Items from an interface collection:
+ + + + + + +
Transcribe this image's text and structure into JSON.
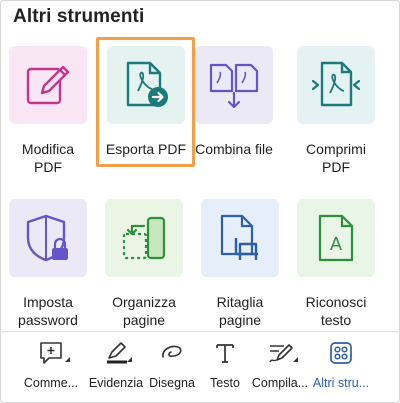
{
  "section_title": "Altri strumenti",
  "tools": [
    {
      "label": "Modifica PDF",
      "icon": "edit-pdf-icon",
      "tile_color": "#f9e6f4"
    },
    {
      "label": "Esporta PDF",
      "icon": "export-pdf-icon",
      "tile_color": "#e4f2f0",
      "selected": true
    },
    {
      "label": "Combina file",
      "icon": "combine-files-icon",
      "tile_color": "#ece9f7"
    },
    {
      "label": "Comprimi PDF",
      "icon": "compress-pdf-icon",
      "tile_color": "#e4f2f3"
    },
    {
      "label": "Imposta password",
      "icon": "protect-password-icon",
      "tile_color": "#ece9f7"
    },
    {
      "label": "Organizza pagine",
      "icon": "organize-pages-icon",
      "tile_color": "#eaf5e6"
    },
    {
      "label": "Ritaglia pagine",
      "icon": "crop-pages-icon",
      "tile_color": "#e5eef9"
    },
    {
      "label": "Riconosci testo",
      "icon": "ocr-text-icon",
      "tile_color": "#e8f5e7"
    }
  ],
  "toolbar": [
    {
      "label": "Comme...",
      "icon": "comment-icon"
    },
    {
      "label": "Evidenzia",
      "icon": "highlighter-icon"
    },
    {
      "label": "Disegna",
      "icon": "draw-icon"
    },
    {
      "label": "Testo",
      "icon": "text-icon"
    },
    {
      "label": "Compila...",
      "icon": "fill-sign-icon"
    },
    {
      "label": "Altri stru...",
      "icon": "more-tools-icon",
      "active": true
    }
  ],
  "colors": {
    "highlight": "#f0a04b",
    "magenta": "#c2358f",
    "teal": "#1c7a7a",
    "purple": "#6456c8",
    "green": "#2d8f3a",
    "blue": "#2c5fa8"
  }
}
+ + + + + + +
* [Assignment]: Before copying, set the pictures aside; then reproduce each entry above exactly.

* [Exercise answer]:
Transcribe this image's text and structure into JSON.
{
  "section_title": "Altri strumenti",
  "tools": [
    {
      "label": "Modifica PDF",
      "icon": "edit-pdf-icon",
      "tile_color": "#f9e6f4"
    },
    {
      "label": "Esporta PDF",
      "icon": "export-pdf-icon",
      "tile_color": "#e4f2f0",
      "selected": true
    },
    {
      "label": "Combina file",
      "icon": "combine-files-icon",
      "tile_color": "#ece9f7"
    },
    {
      "label": "Comprimi PDF",
      "icon": "compress-pdf-icon",
      "tile_color": "#e4f2f3"
    },
    {
      "label": "Imposta password",
      "icon": "protect-password-icon",
      "tile_color": "#ece9f7"
    },
    {
      "label": "Organizza pagine",
      "icon": "organize-pages-icon",
      "tile_color": "#eaf5e6"
    },
    {
      "label": "Ritaglia pagine",
      "icon": "crop-pages-icon",
      "tile_color": "#e5eef9"
    },
    {
      "label": "Riconosci testo",
      "icon": "ocr-text-icon",
      "tile_color": "#e8f5e7"
    }
  ],
  "toolbar": [
    {
      "label": "Comme...",
      "icon": "comment-icon"
    },
    {
      "label": "Evidenzia",
      "icon": "highlighter-icon"
    },
    {
      "label": "Disegna",
      "icon": "draw-icon"
    },
    {
      "label": "Testo",
      "icon": "text-icon"
    },
    {
      "label": "Compila...",
      "icon": "fill-sign-icon"
    },
    {
      "label": "Altri stru...",
      "icon": "more-tools-icon",
      "active": true
    }
  ],
  "colors": {
    "highlight": "#f0a04b",
    "magenta": "#c2358f",
    "teal": "#1c7a7a",
    "purple": "#6456c8",
    "green": "#2d8f3a",
    "blue": "#2c5fa8"
  }
}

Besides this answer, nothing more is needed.